3.) God I love a movie that portrays—at great length—these charismatic self-absorbed claimants of anarchistic inheritance, who purport to be of and for the people—to give a shit about them—and who are really only there to rape and pillage and blow stuff up for their own selfish enjoyment. We know so well the [well-trodden] tale of those who currently sit in power, who allow that power to corrupt and who revel in its corruption and do nothing to stop it. We know better than to trust them, or at least we tell ourselves we do. But we are so easily charmed by any bright-eyed charlatan who glides onto the stage using We The People as his marquee. The revelation that these people are still only people, and are as bloodthirsty and fallible as those at the top—as anyone, really—is deeply, deeply satisfying to me. I have written before of the fury that fills me when I am surrounded for too long by those who think throwing bricks into post offices will make their college tuition cheaper, and the unbridled destruction wreaked by Bain’s followers—“This is what you wanted”—is me shaking my fist at them in a grand I told you so. I don’t care that it’s petty of me. Is this what you want, people? You who depend on the vast produce delivery system to live in your cities devoid of greenery, on the entertainment industrial complex for your witty shows, on the infrastructure of the internet for your porn? Is this what you want? See how it ends.

something disappointing about it

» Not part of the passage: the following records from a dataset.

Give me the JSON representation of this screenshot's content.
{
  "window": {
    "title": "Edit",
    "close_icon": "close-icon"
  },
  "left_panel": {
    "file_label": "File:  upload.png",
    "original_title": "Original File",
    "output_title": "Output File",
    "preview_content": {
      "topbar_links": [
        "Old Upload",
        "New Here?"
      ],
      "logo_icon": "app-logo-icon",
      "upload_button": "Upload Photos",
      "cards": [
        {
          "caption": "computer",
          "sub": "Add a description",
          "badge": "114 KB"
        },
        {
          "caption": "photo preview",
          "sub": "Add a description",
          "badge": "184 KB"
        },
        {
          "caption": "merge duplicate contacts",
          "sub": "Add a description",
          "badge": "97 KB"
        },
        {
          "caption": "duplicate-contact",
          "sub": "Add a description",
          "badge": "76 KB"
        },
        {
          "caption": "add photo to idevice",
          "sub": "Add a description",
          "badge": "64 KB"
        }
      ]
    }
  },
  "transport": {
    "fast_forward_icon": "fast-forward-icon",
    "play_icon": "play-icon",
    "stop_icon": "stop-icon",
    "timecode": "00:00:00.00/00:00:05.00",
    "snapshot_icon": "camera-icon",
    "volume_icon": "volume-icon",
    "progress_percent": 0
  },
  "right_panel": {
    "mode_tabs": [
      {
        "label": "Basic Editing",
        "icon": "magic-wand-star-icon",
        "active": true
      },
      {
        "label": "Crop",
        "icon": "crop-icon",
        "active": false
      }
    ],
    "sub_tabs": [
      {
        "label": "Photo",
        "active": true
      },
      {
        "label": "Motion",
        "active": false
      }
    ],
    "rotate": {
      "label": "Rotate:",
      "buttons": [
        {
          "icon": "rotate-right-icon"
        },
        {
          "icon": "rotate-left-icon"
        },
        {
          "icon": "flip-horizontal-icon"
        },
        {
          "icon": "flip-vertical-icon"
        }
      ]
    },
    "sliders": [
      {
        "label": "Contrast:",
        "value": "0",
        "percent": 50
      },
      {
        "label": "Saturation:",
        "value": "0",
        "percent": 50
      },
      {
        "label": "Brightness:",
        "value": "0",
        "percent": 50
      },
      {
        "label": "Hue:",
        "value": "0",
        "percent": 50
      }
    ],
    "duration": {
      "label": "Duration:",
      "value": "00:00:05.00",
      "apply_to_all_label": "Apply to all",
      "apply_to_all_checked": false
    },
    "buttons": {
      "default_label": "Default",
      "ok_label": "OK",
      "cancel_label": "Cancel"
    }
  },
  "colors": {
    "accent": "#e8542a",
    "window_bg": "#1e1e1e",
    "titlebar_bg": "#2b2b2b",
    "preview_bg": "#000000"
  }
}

I don’t understand this vaunting of the militaristic in 1Q84. Sure, for the first fifty pages every descriptor is militaristic—resulting in some ridiculous and misplaced comparisons between boring metro life and people starving and getting shot to death in a war—and carry more or less negative connotations. But this going on and on about what a badass Tamaru is—“He used to belong to a Self-Defense Force Ranger unit. Those people have it pounded into them to carry out whatever needs to be done to accomplish the mission, and to do it instantly, without the slightest hesitation.” Cripe, Murakami, are you writing some lame apocalyptic anime series here, where the brawny man of few words saves the day in an act of self sacrifice that only his harsh training could have prepared him to perform?


There’s something disappointing about a grown man still thinking toughness would have gotten him through anything. A lesson he should have learned and never did. It’s more disappointing than even his persistent dirty old man obsession with girl-on-girl sex. That, at least, is somewhat unavoidable. I’ve read Michel Houellebecq; I know that to some extent, it is and always will be about your dick. Fine. But there’s a difference between it being about the actual dick your biology gave you, and about the metaphysical dick with which you want to pound your manliness into everyone around you.

That, at least, you should have the self-awareness to outgrow.

more modern jp lit shoutouts in 1Q84

This won’t be of note if you haven’t spent the last five years trying to get inside the heads of Meiji writers, but:


Tengo sighed. “Our prospects are not very bright, I would say. But there’s no turning back now, is there?”

“Even if we could turn back, we’d probably never end up where we started,” the Professor said.


Aaaaand boom. A cultural moment that lasted three decades, right there. The dissertation I would’ve written, right there. Simplified.

a radiance of objects

“For herself, she looks forward to light, to slanted rays of it, pools overflowing with it, a radiance of objects, sudden bursts and slow waves, the kind of light she remembers from her childhood on the Great Plains.”